Dog Diabetes Cured with Single Shot. Researchers from Spain have been able to cure canine diabetes Type 1 with a single session of gene therapy. Five lucky beagles tested in the study showed no signs of diabetes and recovered their health status and body weight for over four years after therapy.
The therapy consists of one session of injections given in the skeletal muscle of the hind leg. The injections provide two gene therapy vectors. One vector helps to express the insulin gene and the other gene acts to regulate an enzyme called Glucokinase.
Glucokinase is an enzyme that regulated glucose or blood sugar uptake from the blood.
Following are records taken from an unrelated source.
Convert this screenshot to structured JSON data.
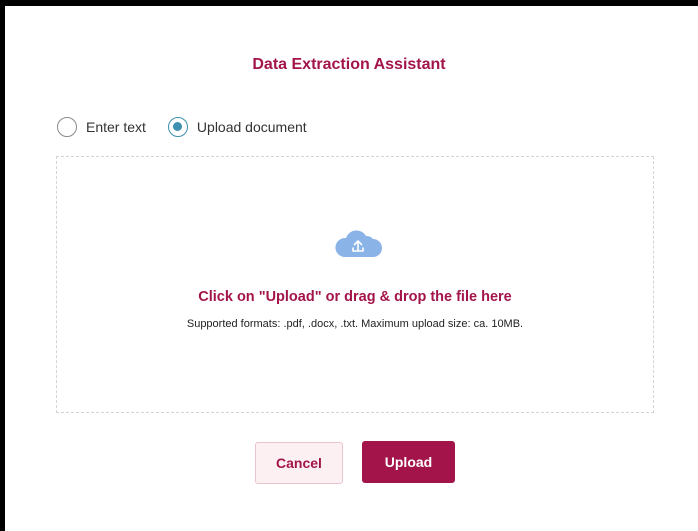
{
  "dialog": {
    "title": "Data Extraction Assistant"
  },
  "input_mode": {
    "options": [
      {
        "label": "Enter text",
        "selected": false
      },
      {
        "label": "Upload document",
        "selected": true
      }
    ]
  },
  "dropzone": {
    "icon": "cloud-upload-icon",
    "title": "Click on \"Upload\" or drag & drop the file here",
    "subtitle": "Supported formats: .pdf, .docx, .txt. Maximum upload size: ca. 10MB."
  },
  "actions": {
    "cancel_label": "Cancel",
    "upload_label": "Upload"
  },
  "colors": {
    "accent": "#a3154a",
    "radio_selected": "#3e8fb0",
    "cloud": "#8ab4e8",
    "cancel_bg": "#fdf0f2"
  }
}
When both genes act at the same time they function as a “glucose sensor, ”automatically regulating blood sugar uptake by the blood which results in lowering the excess sugar or glucose in the blood.
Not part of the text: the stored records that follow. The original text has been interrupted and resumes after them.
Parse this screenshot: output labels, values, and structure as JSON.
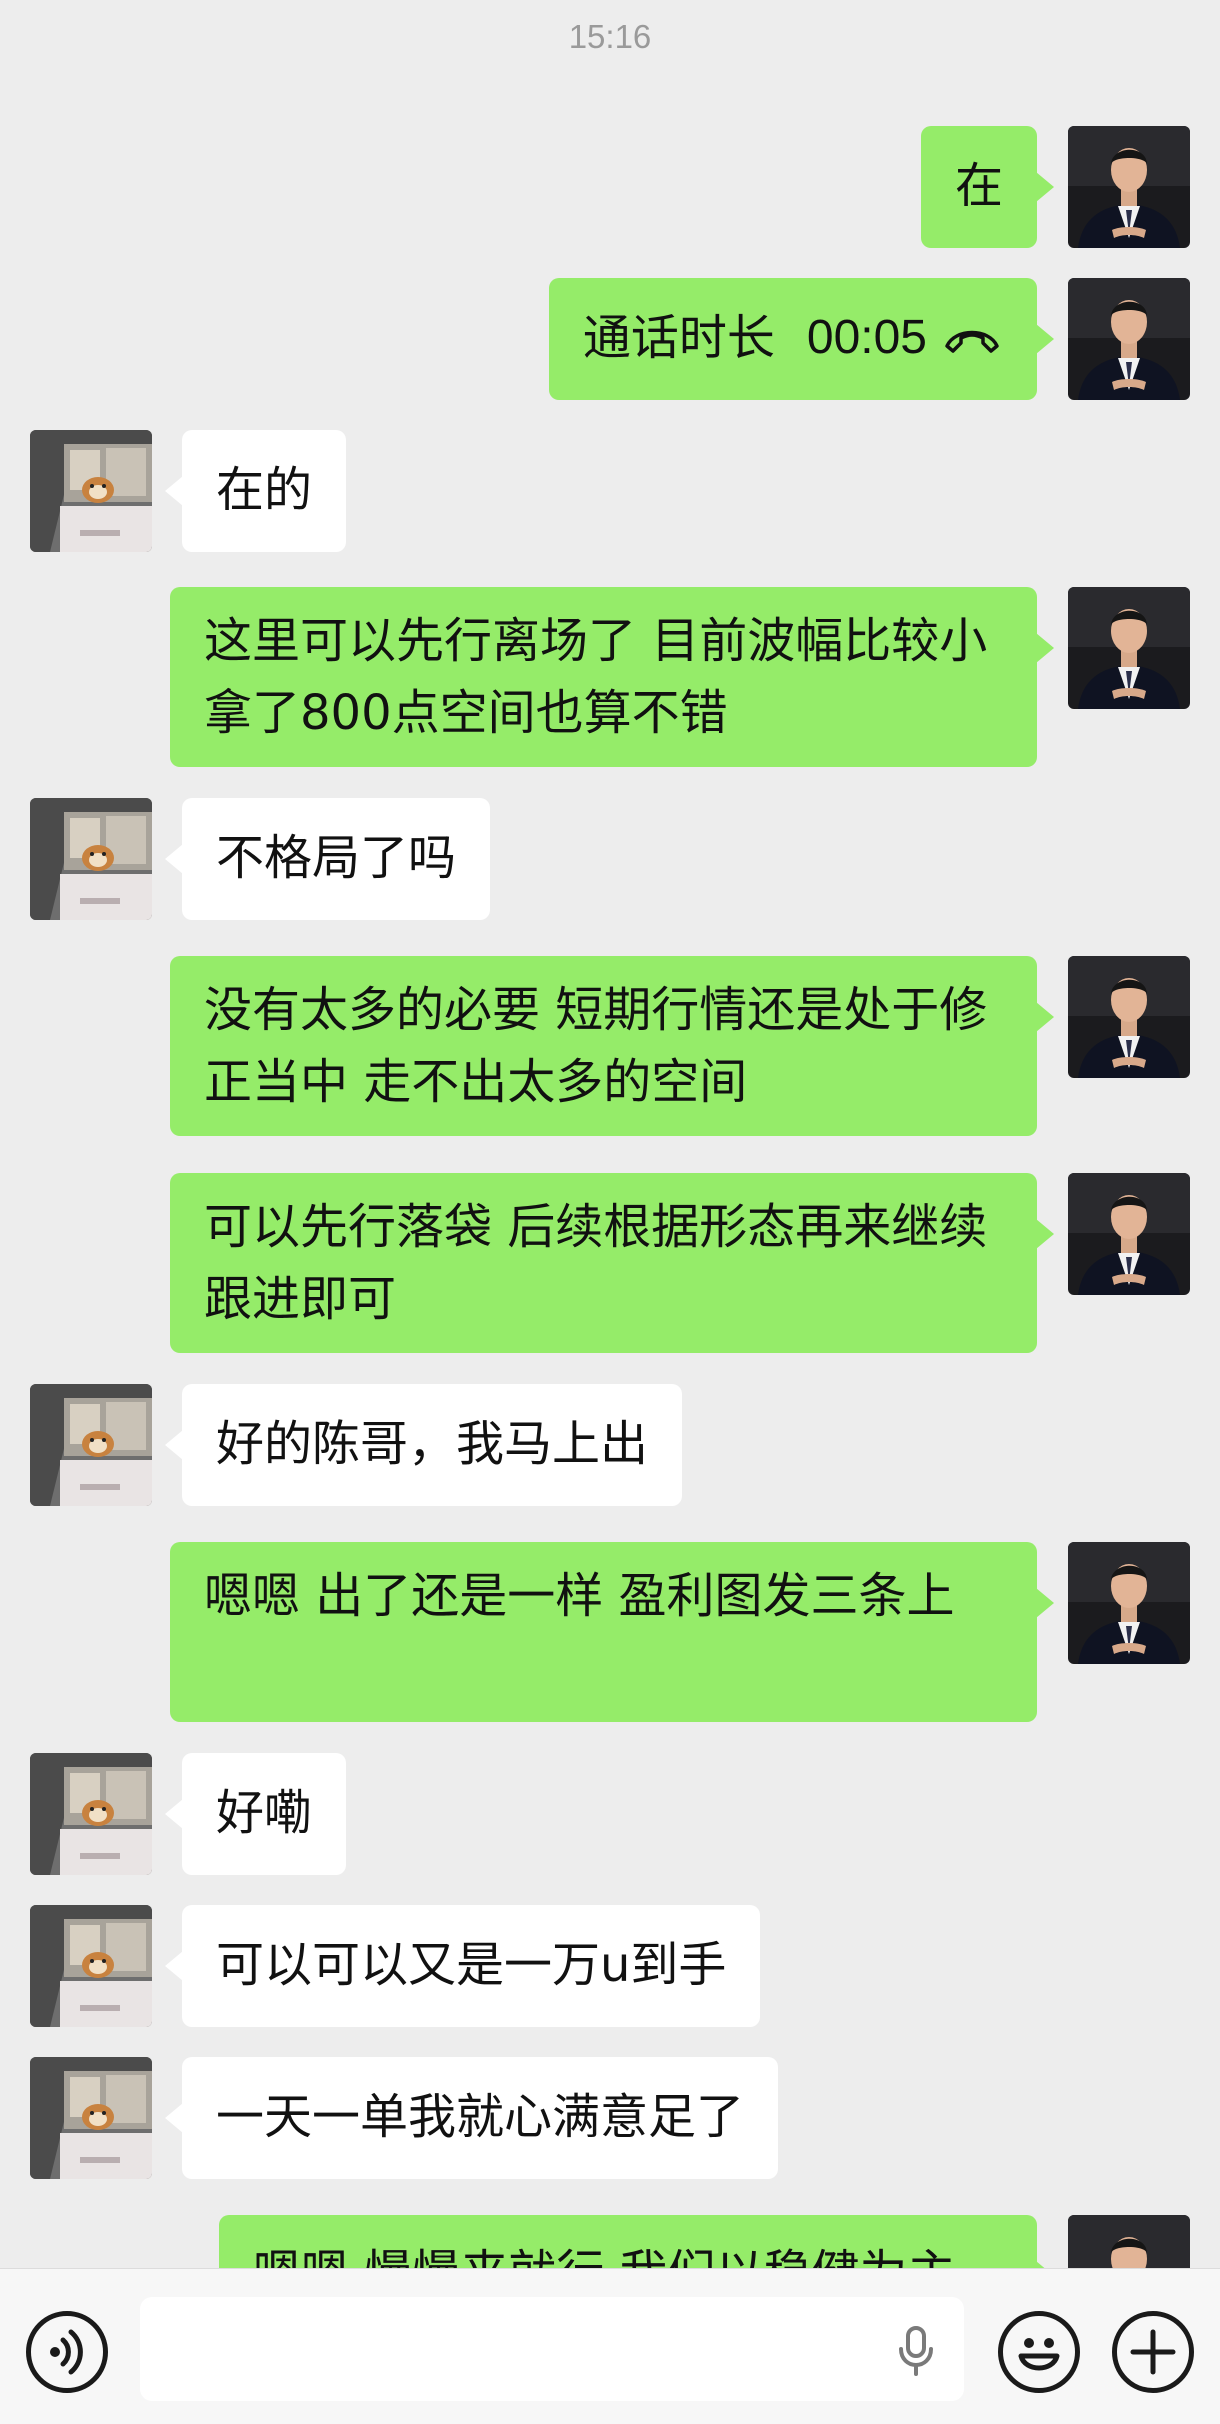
{
  "status_time": "15:16",
  "messages": [
    {
      "side": "me",
      "text": "在"
    },
    {
      "side": "me",
      "type": "call",
      "label": "通话时长",
      "duration": "00:05"
    },
    {
      "side": "other",
      "text": "在的"
    },
    {
      "side": "me",
      "text": "这里可以先行离场了 目前波幅比较小 拿了800点空间也算不错"
    },
    {
      "side": "other",
      "text": "不格局了吗"
    },
    {
      "side": "me",
      "text": "没有太多的必要 短期行情还是处于修正当中 走不出太多的空间"
    },
    {
      "side": "me",
      "text": "可以先行落袋 后续根据形态再来继续跟进即可"
    },
    {
      "side": "other",
      "text": "好的陈哥，我马上出"
    },
    {
      "side": "me",
      "text": "嗯嗯 出了还是一样 盈利图发三条上"
    },
    {
      "side": "other",
      "text": "好嘞"
    },
    {
      "side": "other",
      "text": "可以可以又是一万u到手"
    },
    {
      "side": "other",
      "text": "一天一单我就心满意足了"
    },
    {
      "side": "me",
      "text": "嗯嗯 慢慢来就行 我们以稳健为主",
      "partial": true
    }
  ],
  "input_bar": {
    "voice_icon": "voice-mode-icon",
    "mic_icon": "microphone-icon",
    "emoji_icon": "emoji-icon",
    "plus_icon": "plus-icon"
  },
  "colors": {
    "background": "#ededed",
    "self_bubble": "#95ec69",
    "other_bubble": "#ffffff",
    "input_bar": "#f7f7f7"
  }
}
This study which was published in the Journal of Diabetes is the first of its kind to demonstrate a long term cure for diabetes in animals, other than mice, using gene therapy.
This research paves the way for diabetes to be cured in people as well as pets. Potentially this study may also offer insight into new therapies for Type 11 diabetes.
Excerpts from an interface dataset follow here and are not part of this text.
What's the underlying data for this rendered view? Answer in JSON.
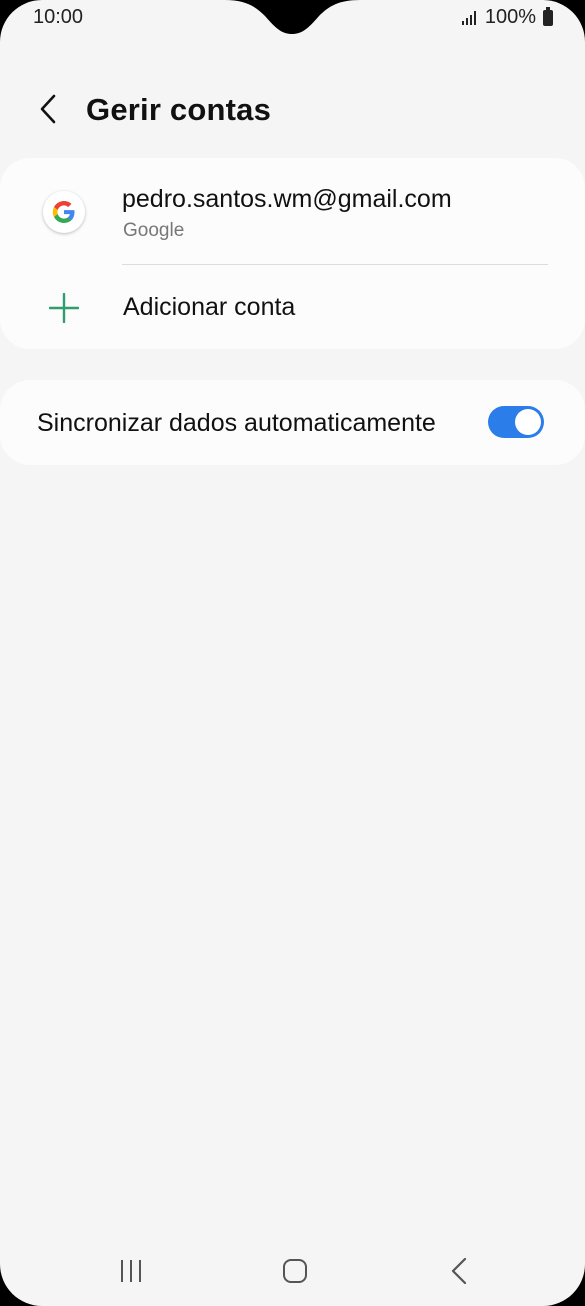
{
  "status_bar": {
    "time": "10:00",
    "battery": "100%"
  },
  "header": {
    "title": "Gerir contas",
    "back_icon": "chevron-left-icon"
  },
  "accounts": {
    "items": [
      {
        "email": "pedro.santos.wm@gmail.com",
        "type": "Google",
        "icon": "google-icon"
      }
    ],
    "add_label": "Adicionar conta",
    "add_icon": "plus-icon",
    "accent_color": "#2e9e6f"
  },
  "sync": {
    "label": "Sincronizar dados automaticamente",
    "enabled": true,
    "toggle_color": "#2b7de9"
  },
  "nav_bar": {
    "recents_icon": "recents-icon",
    "home_icon": "home-icon",
    "back_icon": "back-icon"
  }
}
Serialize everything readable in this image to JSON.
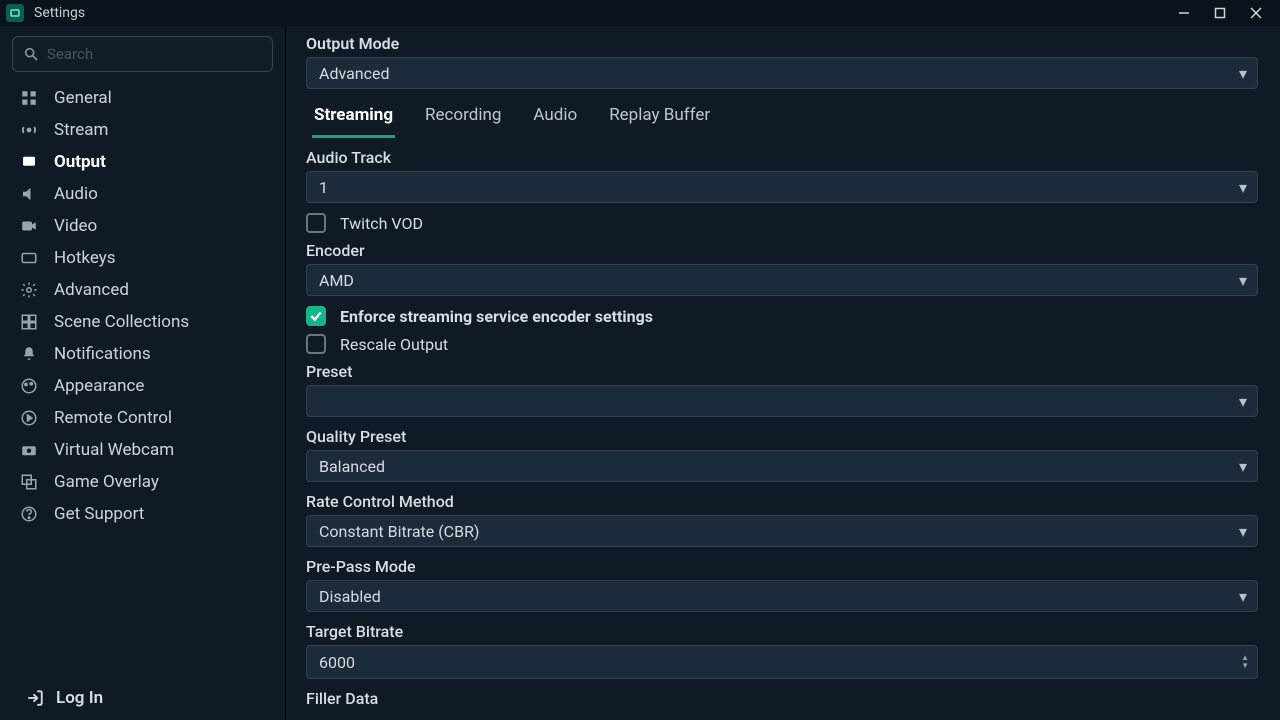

Gene therapy has proven to be both safe and efficacious. It is based on transferring two genes to the hind leg muscle of animals using a new generation of very safe vectors called adeno-associated vectors, abbreviated as AAV. The vectors are derived from non-pathogenic viruses. They are already being used in gene therapy and have been quite successful in treating a wide variety of diseases.
Dogs treated with a single session of gene therapy exhibited good glucose control at all times, both when fasting and when fed. The blood sugar regulation in these dogs proved to be superior to those documented using insulin injections and episodes of low blood sugar, referred to as hypoglycemia were eliminated, even after exercise.
Long-term optimal control of pet diabetes has never been previously accomplished with any other novel diabetes therapy. Results confirmed that this gene therapy injection maintained normal blood sugar levels for over four years in dog diabetics with no secondary complications at all. For example, secondary complications resulting from diabetes including cataracts, blindness and kidney disease did not occur.
The strategy reported in this study is being prepared for clinical translation. This will act as the basis for initiation of clinical trials in veterinary medicine for diabetic dogs and cats. Those results will then be used to supply critical information not only for veterinary patients but eventually for human diabetics as well.
Diabetes mellitus is the most common metabolic disorder in pets. Diabetic pets require insulin injections daily to survive. Despite giving daily insulin injections most diabetic pets still suffer from serious secondary complications ranging from kidney disease and blindness to having limbs amputated.
This novel gene therapy not only offers these diabetic pets relief from the disease but also the potential to enjoy a normal life without the need for daily insulin injections or the risk of future blindness.